Here’s the month-over-month increase from February to March for the last fifteen years:
The average increase from 2008 through 2021 is 38%.
Suffice it to say, the 20.4% increase this year trails significantly.
So do we choose to look at the 10,955 sales as the third-highest all time, and conclude that March was busy? Or do we choose to look at the month-over-month increase as the third-lowest in the last fifteen years, and conclude that March was slow?
That question can’t be answered without inherent bias, so let’s move on and run the same data for new listings:
Here we see that new listings increased by 41.6%, month over month, which is higher than the 2008 through 2021 average of 39%.
So the increase in month-over-month sales from February to March trails the preceding fourteen-year average, but new listings outpaces the average.
This means that inventory is being absorbed at a slower rate, albeit modestly, but it’s worth noting as we want to see if this trend continues.
Let’s run the same data for active listings:
Active listings increased a whopping 45.6%, month-over-month, which puts it in a virtual tie with 2017 for the highest February-to-March increase in the last fifteen years.
The average increase from 2008 through 2021 is 20%.
In my March eNewsletter I said the following:
…do the math, and the absorption rate went from 70.6% in January to 64.3% in February. But if this market is going to balance, we need to see that figure push toward 50%.
Not that I was trying to channel the market spirits or anything, but the absorption rate, aka SNLR, did move toward 50%, checking in at 54.7%.
That was a 9.6% drop from the 64.3% recorded in February, which shows the market is becoming more balanced.
But how did that 9.6% drop from February to March look when compared to the previous fourteen years?
Amazingly, in this fifteen-year period, the SNLR has increased from February to March seven times, and decreased eight times.
How in the world should anybody expect to accurately predict the market then?
Well, they shouldn’t.
7/15 or 8/15 is basically a coin-flip!
Now, let’s tie this all together.
We’re talking about the market potentially “peaking” in February.
Has that happened before?
Better yet, when do we expect the market peak, at least based on history?
I’ve long-maintained that the market usually peaks in May.
By June, most spring buyers have bought, many people are focused on summer, and we wouldn’t expect to see a June average sale price beat out May.
By the same token, as busy as March and April are, the market usually continues upward momentum into May.
For this reason, I say the market “usually” peaks in May, but not always.
Here’s a fun chart, and one that I think could be the most interesting in a long, long time:
Raise your hand if you knew that we had never, at least in the past fifteen years, peaked in March?
For those playing along at home:
May – 8
June – 3
April – 3
And we won’t include the 2022 February peak yet, because I think there’s a 50/50 shot that a balanced April leads to an uptick in May, and once again, we could see the Toronto average home price peak in May.

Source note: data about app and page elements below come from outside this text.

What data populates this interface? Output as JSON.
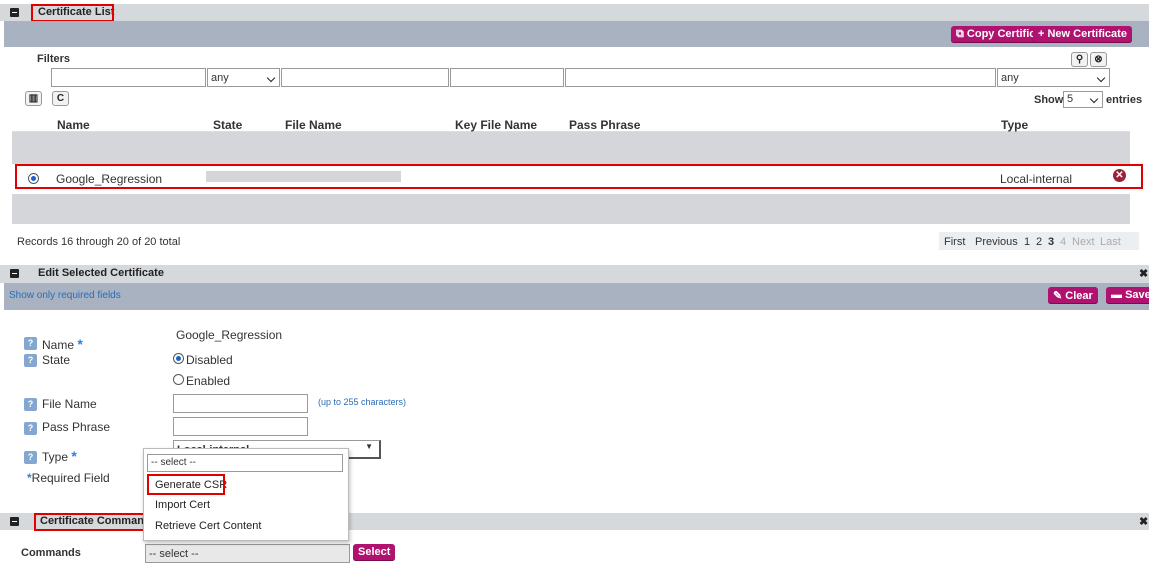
{
  "cert_list": {
    "title": "Certificate List",
    "copy_btn": "Copy Certificate",
    "new_btn": "+ New Certificate",
    "filters_label": "Filters",
    "filter_state": "any",
    "filter_type": "any",
    "show_label": "Show",
    "show_value": "5",
    "entries_label": "entries",
    "columns": {
      "name": "Name",
      "state": "State",
      "file_name": "File Name",
      "key_file_name": "Key File Name",
      "pass_phrase": "Pass Phrase",
      "type": "Type"
    },
    "row": {
      "name": "Google_Regression",
      "type": "Local-internal"
    },
    "records_text": "Records 16 through 20 of 20 total",
    "pager": {
      "first": "First",
      "previous": "Previous",
      "p1": "1",
      "p2": "2",
      "p3": "3",
      "p4": "4",
      "next": "Next",
      "last": "Last"
    }
  },
  "edit": {
    "title": "Edit Selected Certificate",
    "required_link": "Show only required fields",
    "clear_btn": "Clear",
    "save_btn": "Save",
    "name_label": "Name",
    "name_value": "Google_Regression",
    "state_label": "State",
    "state_disabled": "Disabled",
    "state_enabled": "Enabled",
    "file_name_label": "File Name",
    "file_hint": "(up to 255 characters)",
    "pass_label": "Pass Phrase",
    "type_label": "Type",
    "type_value": "Local-internal",
    "required_note": "Required Field"
  },
  "dropdown": {
    "search_value": "-- select --",
    "items": [
      "Generate CSR",
      "Import Cert",
      "Retrieve Cert Content"
    ]
  },
  "commands": {
    "title": "Certificate Commands",
    "label": "Commands",
    "select_value": "-- select --",
    "select_btn": "Select"
  },
  "colors": {
    "accent": "#b0126f",
    "bar": "#a8b2c0",
    "highlight": "#e00000"
  }
}
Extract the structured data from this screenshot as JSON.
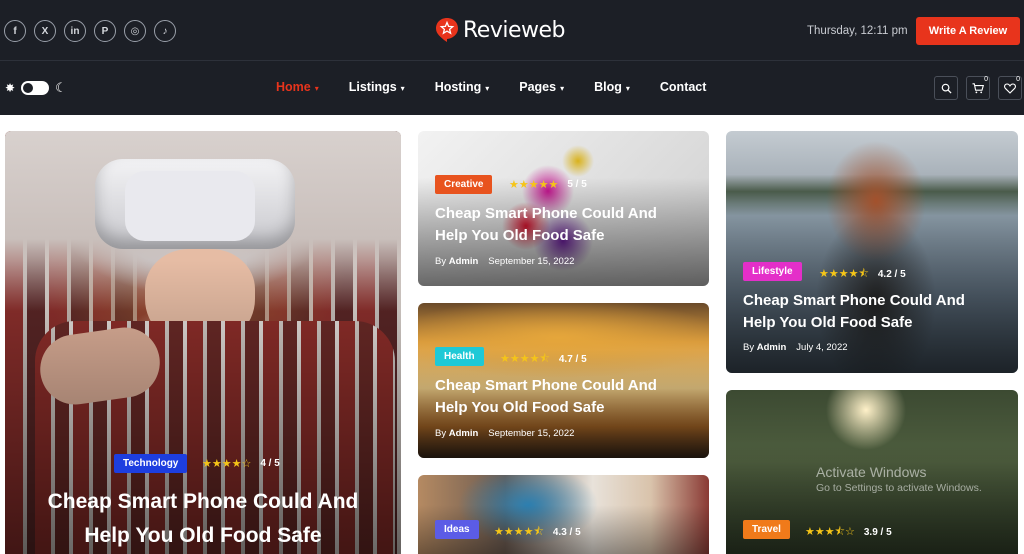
{
  "header": {
    "socials": [
      {
        "icon": "facebook-icon",
        "glyph": "f"
      },
      {
        "icon": "x-twitter-icon",
        "glyph": "X"
      },
      {
        "icon": "linkedin-icon",
        "glyph": "in"
      },
      {
        "icon": "pinterest-icon",
        "glyph": "P"
      },
      {
        "icon": "instagram-icon",
        "glyph": "◎"
      },
      {
        "icon": "tiktok-icon",
        "glyph": "♪"
      }
    ],
    "logo_text": "Revieweb",
    "datetime": "Thursday, 12:11 pm",
    "write_review_label": "Write A Review",
    "accent": "#e8341c"
  },
  "nav": {
    "items": [
      {
        "label": "Home",
        "active": true,
        "dropdown": true
      },
      {
        "label": "Listings",
        "active": false,
        "dropdown": true
      },
      {
        "label": "Hosting",
        "active": false,
        "dropdown": true
      },
      {
        "label": "Pages",
        "active": false,
        "dropdown": true
      },
      {
        "label": "Blog",
        "active": false,
        "dropdown": true
      },
      {
        "label": "Contact",
        "active": false,
        "dropdown": false
      }
    ],
    "cart_count": "0",
    "wishlist_count": "0"
  },
  "cards": {
    "featured": {
      "tag": "Technology",
      "tag_color": "#1d3ee0",
      "stars": 4,
      "rating": "4 / 5",
      "title_line1": "Cheap Smart Phone Could And",
      "title_line2": "Help You Old Food Safe"
    },
    "creative": {
      "tag": "Creative",
      "tag_color": "#e8531e",
      "stars": 5,
      "rating": "5 / 5",
      "title_line1": "Cheap Smart Phone Could And",
      "title_line2": "Help You Old Food Safe",
      "by": "By",
      "author": "Admin",
      "date": "September 15, 2022"
    },
    "health": {
      "tag": "Health",
      "tag_color": "#1ec9d6",
      "stars": 4.7,
      "rating": "4.7 / 5",
      "title_line1": "Cheap Smart Phone Could And",
      "title_line2": "Help You Old Food Safe",
      "by": "By",
      "author": "Admin",
      "date": "September 15, 2022"
    },
    "ideas": {
      "tag": "Ideas",
      "tag_color": "#5b5ce6",
      "stars": 4.3,
      "rating": "4.3 / 5"
    },
    "lifestyle": {
      "tag": "Lifestyle",
      "tag_color": "#e42fc9",
      "stars": 4.2,
      "rating": "4.2 / 5",
      "title_line1": "Cheap Smart Phone Could And",
      "title_line2": "Help You Old Food Safe",
      "by": "By",
      "author": "Admin",
      "date": "July 4, 2022"
    },
    "travel": {
      "tag": "Travel",
      "tag_color": "#f07a1a",
      "stars": 3.9,
      "rating": "3.9 / 5"
    }
  },
  "watermark": {
    "line1": "Activate Windows",
    "line2": "Go to Settings to activate Windows."
  }
}
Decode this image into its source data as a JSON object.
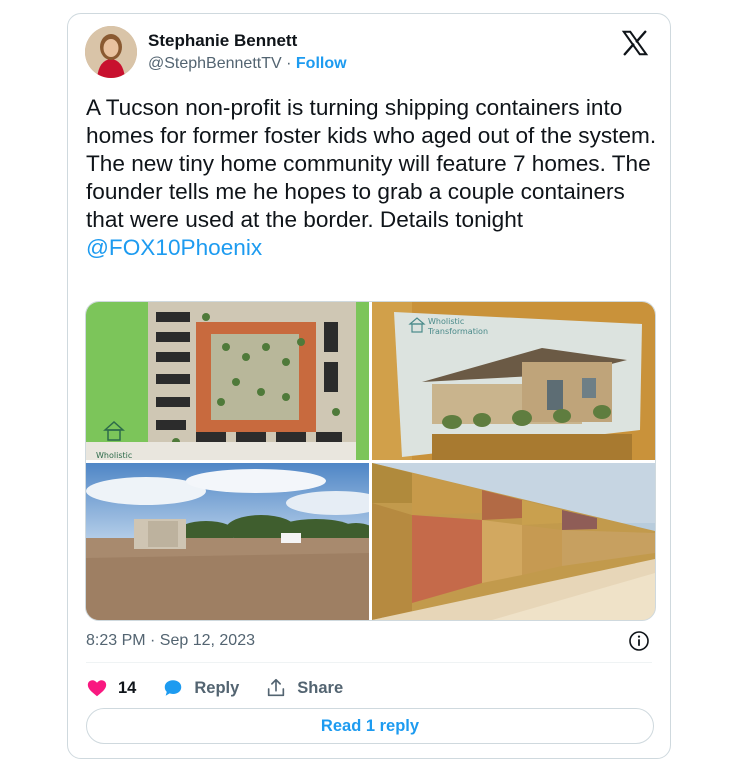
{
  "author": {
    "name": "Stephanie Bennett",
    "handle": "@StephBennettTV",
    "separator": "·",
    "follow_label": "Follow"
  },
  "tweet": {
    "text": "A Tucson non-profit is turning shipping containers into homes for former foster kids who aged out of the system. The new tiny home community will feature 7 homes. The founder tells me he hopes to grab a couple containers that were used at the border. Details tonight ",
    "mention": "@FOX10Phoenix",
    "timestamp": "8:23 PM · Sep 12, 2023"
  },
  "media": {
    "photo1_logo_text": "Wholistic",
    "photo2_logo_text_1": "Wholistic",
    "photo2_logo_text_2": "Transformation"
  },
  "actions": {
    "likes_count": "14",
    "reply_label": "Reply",
    "share_label": "Share"
  },
  "read_replies_label": "Read 1 reply",
  "colors": {
    "accent": "#1d9bf0",
    "like": "#f91880",
    "text": "#0f1419",
    "secondary": "#536471"
  },
  "icons": [
    "x-logo-icon",
    "info-icon",
    "heart-icon",
    "reply-bubble-icon",
    "share-icon"
  ]
}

What would stop that, in my opinion, is weakness outside the 416.
Call me biased because I’m primarily a 416 agent, but I’ve heard from colleagues outside the core that “the party’s over” in Durham and York. If those average sale prices continue to decline, that’s going to drag the overall TRREB price down as well.
My first order of business in this space next month is to look at 416 versus the other TRREB districts.
On Wednesday, let’s look at the Federal government’s budget, which, interestingly enough, seems to deal a lot with housing!